___ Dataset ___
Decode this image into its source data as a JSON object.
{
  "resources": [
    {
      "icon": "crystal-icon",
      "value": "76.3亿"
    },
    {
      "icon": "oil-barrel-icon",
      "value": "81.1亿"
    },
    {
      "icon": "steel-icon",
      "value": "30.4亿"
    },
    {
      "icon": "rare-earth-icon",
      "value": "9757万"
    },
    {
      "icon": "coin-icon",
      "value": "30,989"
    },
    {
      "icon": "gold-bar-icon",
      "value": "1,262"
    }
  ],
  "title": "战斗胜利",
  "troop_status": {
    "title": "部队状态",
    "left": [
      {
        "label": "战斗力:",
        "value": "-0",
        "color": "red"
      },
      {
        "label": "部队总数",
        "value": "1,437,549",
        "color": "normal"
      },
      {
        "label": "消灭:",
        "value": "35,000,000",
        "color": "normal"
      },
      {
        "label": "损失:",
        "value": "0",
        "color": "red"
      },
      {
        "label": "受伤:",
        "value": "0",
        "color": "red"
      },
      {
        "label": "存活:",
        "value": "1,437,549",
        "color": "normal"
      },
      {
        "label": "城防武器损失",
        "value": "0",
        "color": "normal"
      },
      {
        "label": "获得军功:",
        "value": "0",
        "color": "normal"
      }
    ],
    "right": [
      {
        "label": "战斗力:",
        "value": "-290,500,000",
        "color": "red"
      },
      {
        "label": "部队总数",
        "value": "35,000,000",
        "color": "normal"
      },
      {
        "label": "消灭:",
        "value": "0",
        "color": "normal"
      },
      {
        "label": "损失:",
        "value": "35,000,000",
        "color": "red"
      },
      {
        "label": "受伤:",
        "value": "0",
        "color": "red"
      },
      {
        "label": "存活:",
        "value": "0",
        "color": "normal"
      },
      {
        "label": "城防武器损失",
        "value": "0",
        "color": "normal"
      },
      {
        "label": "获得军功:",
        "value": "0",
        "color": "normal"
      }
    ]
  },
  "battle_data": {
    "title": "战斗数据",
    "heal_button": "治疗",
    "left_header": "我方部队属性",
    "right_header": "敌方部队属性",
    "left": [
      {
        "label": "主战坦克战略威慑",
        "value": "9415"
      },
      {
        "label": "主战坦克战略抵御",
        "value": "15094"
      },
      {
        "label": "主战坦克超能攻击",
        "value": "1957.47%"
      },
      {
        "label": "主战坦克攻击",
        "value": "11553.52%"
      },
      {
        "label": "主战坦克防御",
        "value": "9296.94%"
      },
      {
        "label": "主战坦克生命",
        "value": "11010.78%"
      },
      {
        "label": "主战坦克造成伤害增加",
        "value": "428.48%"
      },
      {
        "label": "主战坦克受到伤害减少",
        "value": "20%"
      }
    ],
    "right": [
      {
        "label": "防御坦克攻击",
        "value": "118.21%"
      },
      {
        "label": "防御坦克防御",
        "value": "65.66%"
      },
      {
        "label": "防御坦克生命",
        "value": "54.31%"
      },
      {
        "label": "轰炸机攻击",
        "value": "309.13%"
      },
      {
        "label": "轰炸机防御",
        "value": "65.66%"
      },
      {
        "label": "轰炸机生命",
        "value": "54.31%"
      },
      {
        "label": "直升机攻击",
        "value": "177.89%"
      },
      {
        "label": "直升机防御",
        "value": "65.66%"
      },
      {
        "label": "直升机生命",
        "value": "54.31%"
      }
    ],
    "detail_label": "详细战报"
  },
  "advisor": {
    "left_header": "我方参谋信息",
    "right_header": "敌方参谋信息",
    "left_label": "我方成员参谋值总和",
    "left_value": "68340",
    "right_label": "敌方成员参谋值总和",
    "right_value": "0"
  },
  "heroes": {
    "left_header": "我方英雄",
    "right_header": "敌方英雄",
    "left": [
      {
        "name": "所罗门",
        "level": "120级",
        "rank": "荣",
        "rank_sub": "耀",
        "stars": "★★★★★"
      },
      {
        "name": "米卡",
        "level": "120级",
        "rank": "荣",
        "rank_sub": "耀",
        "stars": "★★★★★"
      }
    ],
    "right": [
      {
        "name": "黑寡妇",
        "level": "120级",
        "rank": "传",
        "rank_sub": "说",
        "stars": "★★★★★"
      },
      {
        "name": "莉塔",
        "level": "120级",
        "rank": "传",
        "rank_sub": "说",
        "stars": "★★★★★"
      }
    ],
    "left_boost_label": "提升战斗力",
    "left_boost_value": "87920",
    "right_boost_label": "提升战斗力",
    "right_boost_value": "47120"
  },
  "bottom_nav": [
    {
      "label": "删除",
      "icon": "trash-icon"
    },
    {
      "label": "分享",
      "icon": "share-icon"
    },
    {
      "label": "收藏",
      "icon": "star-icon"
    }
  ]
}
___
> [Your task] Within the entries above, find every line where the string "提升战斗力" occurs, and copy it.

> [Output for this exercise]
    "left_boost_label": "提升战斗力",
    "right_boost_label": "提升战斗力",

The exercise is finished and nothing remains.